very accurately, to within 5 arcseconds (1.4 thousandths of a
degree) under low-wind and night-time observing conditions,
and to within 25 arcseconds (7 thousandths of a degree) during
normal operational conditions.
- Electromagnetic waves from cosmic radio sources bounce off the
main reflector, then off the sub-reflector, and are then focused in
the feed horn, which is part of the receiver.
- Each receptor can accommodate up to four receivers and
digitisers mounted on the receiver indexer.
The indexer is a rotating support structure that allows the
appropriate receiver to be automatically moved into the antenna
focus position, depending on the desired observation frequency.
- The main function of the receiver is to capture the
electromagnetic radiation and convert it to an voltage signal that
is then amplified by cryogenic receivers that add very little noise
to the signal. The first two receivers will be the L-Band and UHFBand
- Four digitisers will be mounted on the receiver indexer, close to
the associated receivers. The function of the four digitisers is to
convert the radio frequency (RF) voltage signal from the receiver
into digital signals. This conversion is done by using an electronic
component called an analogue to digital converter (ADC). The
L-band digitiser samples at a rate of 1 712 million samples every
second. (The amount of data that is generated by the digitiser for
a receiver is equivalent to approximately 73 000 DVDs every day
or almost 1 DVD per sec.)
- Once the signal is converted to digital data, the digitiser sends
this data via buried fibre optic cables to the correlator, which is
situated inside the Karoo Array Processor Building (KAPB) at the
Losberg site complex.
- A total of 170 km of buried fi bre cables connect the receptors to
the KAPB, with the maximum length between the KAPB and a
single antenna being 12 km.
- Thefi bre cables run inside conduits buried 1 m below the ground
for thermal stability.
- At the KAPB, the signals undergo various stages of digital
processing, such as correlation - which combines all the signals
from all the receptors to form an image of the area of the sky
to which the antennas are pointing - and beam-forming, which
coherently adds the signals from all the receptors to form
a number of narrow, high sensitivity beams used for pulsar
science. The science data products are also archived at the
KAPB with a portion of the science archive data moved off site
via fi bre connection and stored in Cape Town (with possibilities of
reprocessing the data).
- Time and frequency reference signals are distributed, via buried
optical fi bres, to every digitiser on every receptor, so that they are
all synchronised to the same clock. This is important to properly
align the signals from all receptors.
- The control and monitoring system is responsible for monitoring
the health of the telescope and for controlling it to do what the

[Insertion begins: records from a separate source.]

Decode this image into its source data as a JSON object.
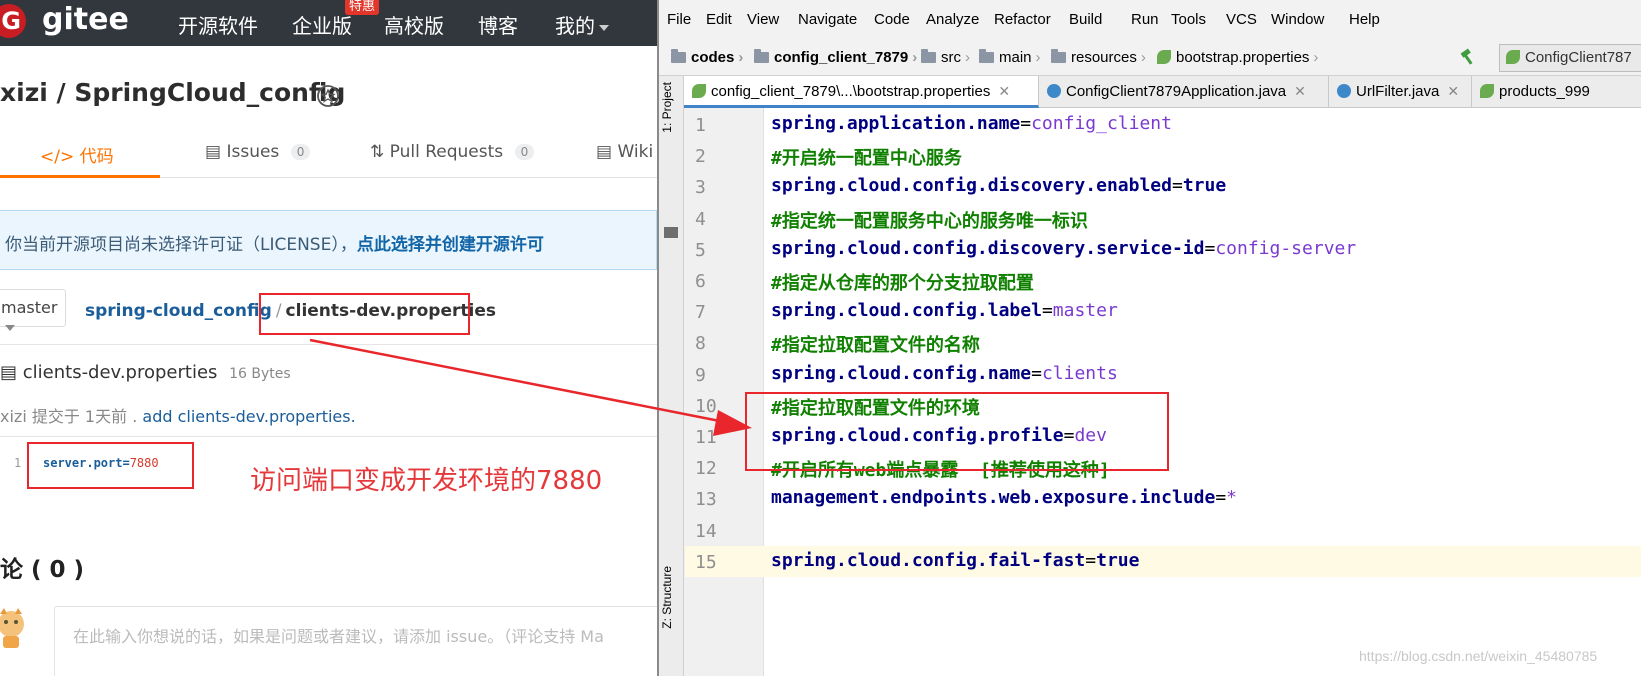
{
  "gitee": {
    "logo": "gitee",
    "nav": [
      "开源软件",
      "企业版",
      "高校版",
      "博客",
      "我的"
    ],
    "nav_badge": "特惠",
    "repo_title": "xizi / SpringCloud_config",
    "tabs": [
      {
        "label": "代码",
        "icon": "code-icon"
      },
      {
        "label": "Issues",
        "count": "0",
        "icon": "issues-icon"
      },
      {
        "label": "Pull Requests",
        "count": "0",
        "icon": "pull-request-icon"
      },
      {
        "label": "Wiki",
        "icon": "wiki-icon"
      }
    ],
    "license_notice": "你当前开源项目尚未选择许可证（LICENSE），",
    "license_link": "点此选择并创建开源许可",
    "branch": "master",
    "path_repo": "spring-cloud_config",
    "path_sep": "/",
    "path_file": "clients-dev.properties",
    "file_name": "clients-dev.properties",
    "file_size": "16 Bytes",
    "commit_prefix": "xizi 提交于 1天前 .",
    "commit_message": "add clients-dev.properties.",
    "code_line_no": "1",
    "code_key": "server.port=",
    "code_value": "7880",
    "annotation": "访问端口变成开发环境的7880",
    "comments_title": "论 ( 0 )",
    "comment_placeholder": "在此输入你想说的话，如果是问题或者建议，请添加 issue。（评论支持 Ma"
  },
  "ide": {
    "menu": [
      "File",
      "Edit",
      "View",
      "Navigate",
      "Code",
      "Analyze",
      "Refactor",
      "Build",
      "Run",
      "Tools",
      "VCS",
      "Window",
      "Help"
    ],
    "breadcrumbs": [
      "codes",
      "config_client_7879",
      "src",
      "main",
      "resources",
      "bootstrap.properties"
    ],
    "run_config": "ConfigClient787",
    "tabs": [
      "config_client_7879\\...\\bootstrap.properties",
      "ConfigClient7879Application.java",
      "UrlFilter.java",
      "products_999"
    ],
    "side_labels": [
      "1: Project",
      "Z: Structure"
    ],
    "lines": [
      {
        "n": "1",
        "key": "spring.application.name",
        "value": "config_client",
        "vtype": "str"
      },
      {
        "n": "2",
        "comment": "#开启统一配置中心服务"
      },
      {
        "n": "3",
        "key": "spring.cloud.config.discovery.enabled",
        "value": "true",
        "vtype": "bool"
      },
      {
        "n": "4",
        "comment": "#指定统一配置服务中心的服务唯一标识"
      },
      {
        "n": "5",
        "key": "spring.cloud.config.discovery.service-id",
        "value": "config-server",
        "vtype": "str"
      },
      {
        "n": "6",
        "comment": "#指定从仓库的那个分支拉取配置"
      },
      {
        "n": "7",
        "key": "spring.cloud.config.label",
        "value": "master",
        "vtype": "str"
      },
      {
        "n": "8",
        "comment": "#指定拉取配置文件的名称"
      },
      {
        "n": "9",
        "key": "spring.cloud.config.name",
        "value": "clients",
        "vtype": "str"
      },
      {
        "n": "10",
        "comment": "#指定拉取配置文件的环境"
      },
      {
        "n": "11",
        "key": "spring.cloud.config.profile",
        "value": "dev",
        "vtype": "str"
      },
      {
        "n": "12",
        "comment": "#开启所有web端点暴露  [推荐使用这种]"
      },
      {
        "n": "13",
        "key": "management.endpoints.web.exposure.include",
        "value": "*",
        "vtype": "str"
      },
      {
        "n": "14"
      },
      {
        "n": "15",
        "key": "spring.cloud.config.fail-fast",
        "value": "true",
        "vtype": "bool",
        "highlight": true
      }
    ],
    "watermark": "https://blog.csdn.net/weixin_45480785"
  },
  "colors": {
    "gitee_nav_bg": "#32373e",
    "gitee_accent": "#fe7300",
    "annotation_red": "#e8262b",
    "ide_key": "#000080",
    "ide_comment": "#108000",
    "ide_value": "#7a3ad1"
  }
}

operators want it to do. A large number of internal sensors (more
than 150 000) monitor everything from electronic component

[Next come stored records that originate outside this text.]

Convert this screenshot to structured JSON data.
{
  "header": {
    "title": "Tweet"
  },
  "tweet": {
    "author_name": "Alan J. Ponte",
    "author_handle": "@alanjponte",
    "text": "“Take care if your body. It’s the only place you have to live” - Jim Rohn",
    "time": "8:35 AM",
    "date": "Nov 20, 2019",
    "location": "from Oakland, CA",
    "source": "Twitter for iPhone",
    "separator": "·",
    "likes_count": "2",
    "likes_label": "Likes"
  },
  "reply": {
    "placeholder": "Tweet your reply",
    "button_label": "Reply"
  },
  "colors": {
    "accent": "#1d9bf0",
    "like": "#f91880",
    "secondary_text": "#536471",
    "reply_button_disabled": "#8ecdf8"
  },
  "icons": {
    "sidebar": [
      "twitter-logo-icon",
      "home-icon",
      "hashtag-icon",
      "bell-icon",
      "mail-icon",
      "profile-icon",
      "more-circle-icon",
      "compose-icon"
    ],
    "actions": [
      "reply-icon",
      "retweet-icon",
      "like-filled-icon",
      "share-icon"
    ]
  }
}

temperatures to weather conditions and power consumption.
The telescope was
originally known as the
Karoo Array Telescope
(KAT) that would consist
of 20 receptors. When
the South African
the budget to allow the
building of 64 receptors,
the team re-named it
"MeerKAT" - ie "more
of KAT". The MeerKAT
(scientific name Suricata
suricatta) is also a muchbeloved
that lives in the Karoo
The KAT-7 precursor array has been constructed and is being
used as an engineering and science prototype.